Diack was taken into custody by French authorities in November on corruption and money-laundering charges, suspected of taking more than 1 million euros ($1.1 million) to blackmail athletes and cover up positive tests.
His son, Papa Massata Diack, who worked as an IAAF marketing consultant, was banned from the sport for life in a ruling last week by the IAAF ethics commission. Two Russian officials were also banned for life for engaging in blackmail, bribery and extortion to cover up a doping case involving Russian marathoner Liliya Shobuhkova.
A fourth official, former IAAF anti-doping director Gabriel Dolle, received a five-year ban.
Pound's first report, issued in November, detailed a state-sponsored doping program in Russia involving corruption and cover-ups. That led the IAAF to suspend Russia's track and field federation, leaving its athletes in danger of missing this year's Olympics in Rio de Janeiro.
The new report said Lamine Diack essentially ran the IAAF as his own fiefdom, with "a close inner circle" that functioned "as an illegitimate governance structure," including when it came to Russian doping.

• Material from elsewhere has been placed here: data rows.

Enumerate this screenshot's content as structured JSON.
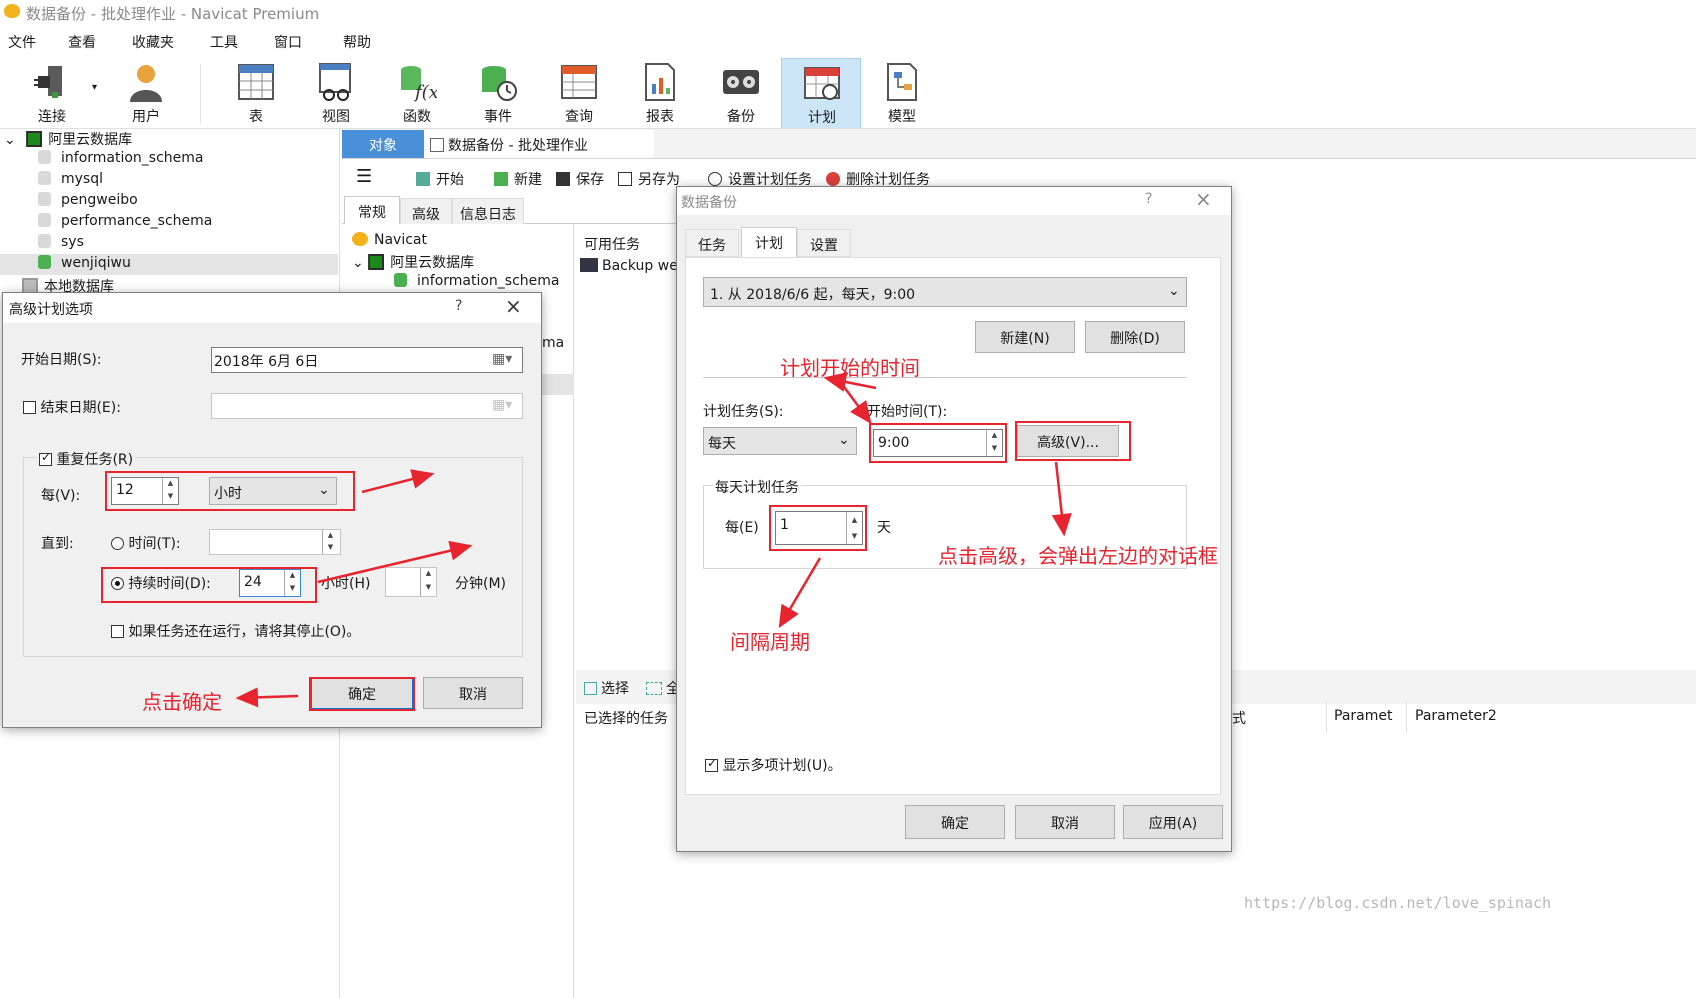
{
  "window": {
    "title": "数据备份 - 批处理作业 - Navicat Premium"
  },
  "menu": [
    "文件",
    "查看",
    "收藏夹",
    "工具",
    "窗口",
    "帮助"
  ],
  "toolbar": {
    "items": [
      "连接",
      "用户",
      "表",
      "视图",
      "函数",
      "事件",
      "查询",
      "报表",
      "备份",
      "计划",
      "模型"
    ],
    "active": "计划"
  },
  "tree": {
    "root": "阿里云数据库",
    "dbs": [
      "information_schema",
      "mysql",
      "pengweibo",
      "performance_schema",
      "sys",
      "wenjiqiwu"
    ],
    "local": "本地数据库"
  },
  "center": {
    "tab_object": "对象",
    "tab_doc": "数据备份 - 批处理作业",
    "actions": [
      "开始",
      "新建",
      "保存",
      "另存为",
      "设置计划任务",
      "删除计划任务"
    ],
    "subtabs": [
      "常规",
      "高级",
      "信息日志"
    ],
    "tree2": [
      "Navicat",
      "阿里云数据库",
      "information_schema"
    ],
    "partial_ma": "ma",
    "available_tasks_label": "可用任务",
    "available_task": "Backup wei",
    "select_label": "选择",
    "select_all_partial": "全",
    "selected_tasks_label": "已选择的任务",
    "col_partial": "式",
    "col_param": "Paramet",
    "col_param2": "Parameter2"
  },
  "advdlg": {
    "title": "高级计划选项",
    "help": "?",
    "close": "×",
    "start_date_label": "开始日期(S):",
    "start_date_value": "2018年  6月  6日",
    "end_date_label": "结束日期(E):",
    "repeat_label": "重复任务(R)",
    "every_label": "每(V):",
    "every_value": "12",
    "unit_value": "小时",
    "until_label": "直到:",
    "time_option": "时间(T):",
    "duration_option": "持续时间(D):",
    "duration_value": "24",
    "hours_label": "小时(H)",
    "minutes_label": "分钟(M)",
    "stop_label": "如果任务还在运行，请将其停止(O)。",
    "ok": "确定",
    "cancel": "取消"
  },
  "bakdlg": {
    "title": "数据备份",
    "help": "?",
    "close": "×",
    "tabs": [
      "任务",
      "计划",
      "设置"
    ],
    "schedule_value": "1. 从 2018/6/6 起，每天，9:00",
    "new_btn": "新建(N)",
    "delete_btn": "删除(D)",
    "task_label": "计划任务(S):",
    "task_value": "每天",
    "start_time_label": "开始时间(T):",
    "start_time_value": "9:00",
    "advanced_btn": "高级(V)...",
    "daily_group": "每天计划任务",
    "every_label": "每(E)",
    "every_value": "1",
    "day_unit": "天",
    "show_multi": "显示多项计划(U)。",
    "ok": "确定",
    "cancel": "取消",
    "apply": "应用(A)"
  },
  "annotations": {
    "start_time": "计划开始的时间",
    "click_advanced": "点击高级，会弹出左边的对话框",
    "interval": "间隔周期",
    "click_ok": "点击确定"
  },
  "watermark": "https://blog.csdn.net/love_spinach",
  "colors": {
    "annotation": "#e8242f",
    "active_tab": "#4a90d9",
    "selected_toolbar": "#cde6f7"
  }
}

The inner circle included Diack's son and his personal lawyer, Habib Cisse, who functioned as a "powerful rogue group."
Richard McLaren, a member of the commission, said Diack's inner circle may also have corrupted the process of selecting and not selecting cities for IAAF world championships and sponsorship deals. He recommended that more investigation was needed on those suspicions.
The investigators suspect athletes from other countries may also have been blackmailed and they may only have so far examined "the tip of the iceberg" of efforts to extort athletes, McLaren said.
The report came two days after the AP released details from six years of IAAF internal emails, reports and notes showing a high level of communication between the athletics federation and Russian officials about suspicious test results from the nation's athletes, including plans to cover up some doping evidence.